It’s only in the quiet moments that I am able to hear my own heartbeat. The sturdy drum right at the center of my being. The pulse that unifies all that dwell on this pale blue dot.
Two days before George Floyd died, Hank Brodt passed away. He was one of the few Holocaust survivors that belonged to our temple. More than that, he was a friend and a reminder of the resiliency of the human spirit. He survived five Nazi concentration camps. His passing hit me hard and our community even harder. His story taught me the importance of speaking up. I think that’s why I needed to process this current devastation through a Jewish lens.
How did we forget this — this thread of life that lives in every single one of our bodies? How did we become so numb to the fragility of human life? How did we let division sink its insidious claws into our skin so deep we can’t even recognize the light in another’s eyes? How can we not look? Have we forgotten how to see? Have we forgotten how to hear? The cries of our neighbors? The screams in broad daylight? There is so much hurt here. There is so much pain. There are lifetimes of work to be done.
They can’t breathe. We can’t expect them to when we take up all the air.
Every bone in my body aches to speak out, to speak up for the horrific injustice that took place last week. For the horrific injustices that have become so common that many people won’t even stop scrolling their phones to read the names of the deceased.
But each time I’ve come close to sharing my thoughts, I stop.
I don’t have the answers. I won’t pretend to. But I will continue to carry the weight of these questions. To wrestle with solutions. To drag our collective ego out of the dark cave it hides in. To continuously process my privilege and use it to contribute to the common good. I want to play my part. I want to remain awake even when it’s hard, especially when it’s hard. I will not be blind to the truth of this world we have created.
Thousands of years ago, Rabbi Hillel, one of the most notable Jewish sages, asked these questions —
“If I am not for myself, then who will be for me? And if I am only for myself, then what am I? And if not now, when?”
Millions of people have lived and died since these words were written. Empires were created and destroyed. The dark night has come and come again, and we are still learning.
This quote is commonplace in Jewish circles. You’ll hear it recited by wide eyed 17-year-olds in confirmation speeches (cough cough like my own), printed on the backs of T-shirts, and tattooed on Jewish millennials looking to make a statement.
What’s even more commonplace, though, is the very act of asking questions, of continuous self-reflection, of taking action on our values.
After surviving the Holocaust, in his book Man’s Search for Meaning, Victor Frankl wrote:
“No man should judge unless he asks himself in absolute honesty whether in a similar situation he might not have done the same.”
It is not our place to judge behavior coming from a deep pain we will never know. A deep pain we were part of creating and upholding.
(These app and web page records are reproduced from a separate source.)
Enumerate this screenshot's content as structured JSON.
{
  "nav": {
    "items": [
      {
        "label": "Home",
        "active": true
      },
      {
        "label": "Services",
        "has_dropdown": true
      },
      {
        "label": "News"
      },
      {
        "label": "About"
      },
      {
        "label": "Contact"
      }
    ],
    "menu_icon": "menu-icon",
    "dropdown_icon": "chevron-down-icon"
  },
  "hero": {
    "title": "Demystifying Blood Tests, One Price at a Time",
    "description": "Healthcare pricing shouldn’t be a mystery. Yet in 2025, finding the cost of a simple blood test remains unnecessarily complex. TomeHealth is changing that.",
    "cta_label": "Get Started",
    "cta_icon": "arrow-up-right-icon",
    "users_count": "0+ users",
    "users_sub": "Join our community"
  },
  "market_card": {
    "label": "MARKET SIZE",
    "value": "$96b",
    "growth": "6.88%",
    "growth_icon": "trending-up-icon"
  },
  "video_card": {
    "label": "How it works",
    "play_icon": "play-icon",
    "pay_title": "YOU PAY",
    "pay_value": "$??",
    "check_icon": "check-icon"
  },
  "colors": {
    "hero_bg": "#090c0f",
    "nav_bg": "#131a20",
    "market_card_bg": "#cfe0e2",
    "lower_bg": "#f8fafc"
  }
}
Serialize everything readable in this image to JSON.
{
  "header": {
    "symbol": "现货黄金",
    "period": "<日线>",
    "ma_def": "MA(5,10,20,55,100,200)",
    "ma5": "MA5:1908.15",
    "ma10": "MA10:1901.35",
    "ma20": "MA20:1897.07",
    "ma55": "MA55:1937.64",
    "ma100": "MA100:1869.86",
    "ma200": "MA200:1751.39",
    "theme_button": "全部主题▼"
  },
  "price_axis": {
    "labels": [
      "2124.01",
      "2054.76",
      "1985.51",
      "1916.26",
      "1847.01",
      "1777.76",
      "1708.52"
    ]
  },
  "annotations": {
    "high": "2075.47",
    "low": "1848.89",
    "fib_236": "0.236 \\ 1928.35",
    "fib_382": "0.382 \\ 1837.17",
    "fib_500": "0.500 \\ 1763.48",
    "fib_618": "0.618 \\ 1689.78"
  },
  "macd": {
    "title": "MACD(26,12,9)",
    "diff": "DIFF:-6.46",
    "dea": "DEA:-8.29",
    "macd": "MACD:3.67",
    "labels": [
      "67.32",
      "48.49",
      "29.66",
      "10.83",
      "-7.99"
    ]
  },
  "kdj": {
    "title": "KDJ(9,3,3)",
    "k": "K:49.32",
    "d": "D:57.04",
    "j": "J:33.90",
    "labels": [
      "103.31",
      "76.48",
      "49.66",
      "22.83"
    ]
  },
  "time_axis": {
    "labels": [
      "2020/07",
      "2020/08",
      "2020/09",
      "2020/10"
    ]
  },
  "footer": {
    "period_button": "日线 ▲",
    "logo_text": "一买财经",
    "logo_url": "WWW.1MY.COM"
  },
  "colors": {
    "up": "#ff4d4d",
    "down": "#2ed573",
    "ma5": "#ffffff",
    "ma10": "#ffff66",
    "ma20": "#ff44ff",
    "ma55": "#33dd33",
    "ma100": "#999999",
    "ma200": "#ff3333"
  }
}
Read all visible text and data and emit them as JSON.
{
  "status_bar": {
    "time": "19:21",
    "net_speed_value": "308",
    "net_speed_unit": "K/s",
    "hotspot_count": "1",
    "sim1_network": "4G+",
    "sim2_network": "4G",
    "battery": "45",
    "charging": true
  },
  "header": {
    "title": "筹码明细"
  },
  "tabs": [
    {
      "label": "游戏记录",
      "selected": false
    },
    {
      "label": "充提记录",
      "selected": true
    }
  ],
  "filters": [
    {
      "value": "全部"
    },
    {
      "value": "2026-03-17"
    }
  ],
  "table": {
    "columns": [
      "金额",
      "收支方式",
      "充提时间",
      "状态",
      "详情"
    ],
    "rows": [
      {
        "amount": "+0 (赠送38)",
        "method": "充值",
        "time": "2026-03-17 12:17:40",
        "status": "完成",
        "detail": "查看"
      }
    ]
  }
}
Decades later, in 1965, Abraham Joshua Heschel wrote:
“When I marched in Selma I felt my legs were praying.”
I find this notion of praying with your legs especially relevant today. I wonder what these wise people would think of social media, about the silos we have created digitally, about the division we stoke with tweets, likes, and comments. Recently I’ve been especially struggling with the increased focus on social media activism. Particularly the presumption made by people who claim that if you’re not sharing the same three graphics that they are, then you’re not an ally.
This challenges me for several reasons:
- Besides raising awareness, which is critically important, what does posting on social media really do?
- Are we posting because we truly care or just because we want to appear to? Is it just another form of social validation that these online spaces have magnified in our lives?
- What about the people who don’t have social media? I have a good friend who works day in and day out to own up to her own implicit biases. She also works in a job that is helping to dismantle racism in our institutions. This year she is reading books only by Black women. She doesn’t use social media and hasn’t posted about any of this once. Does that mean what she’s doing doesn’t matter?
Let me be clear and say that I don’t think posting on social media is wrong. I think it can be helpful in many ways and has helped spread awareness and spark change. I just want to challenge how we think about what it means to make a difference and if our idea of that is sharing a graphic and criticizing people who don’t, I think we can dig deeper. I think we can do better.
In addition to all of these reasons, the one question I keep coming back to is: how can I do more? We all know posting a graphic isn’t enough. I worry that many of us, myself included, fall into the social media trap of needing to feel validated for the work that we’re doing instead of actually getting our hands dirty and doing the work.
If we really want to Tikkun Olam (Repair the World), we’re going to need to do a whole lot more than tweet about it. I commend the people who are putting their phones down, engaging in difficult conversations, walking in solidarity, and lending a hand wherever it is needed.
We can do better. We must do better. The time to start was years ago. The time to restart is now.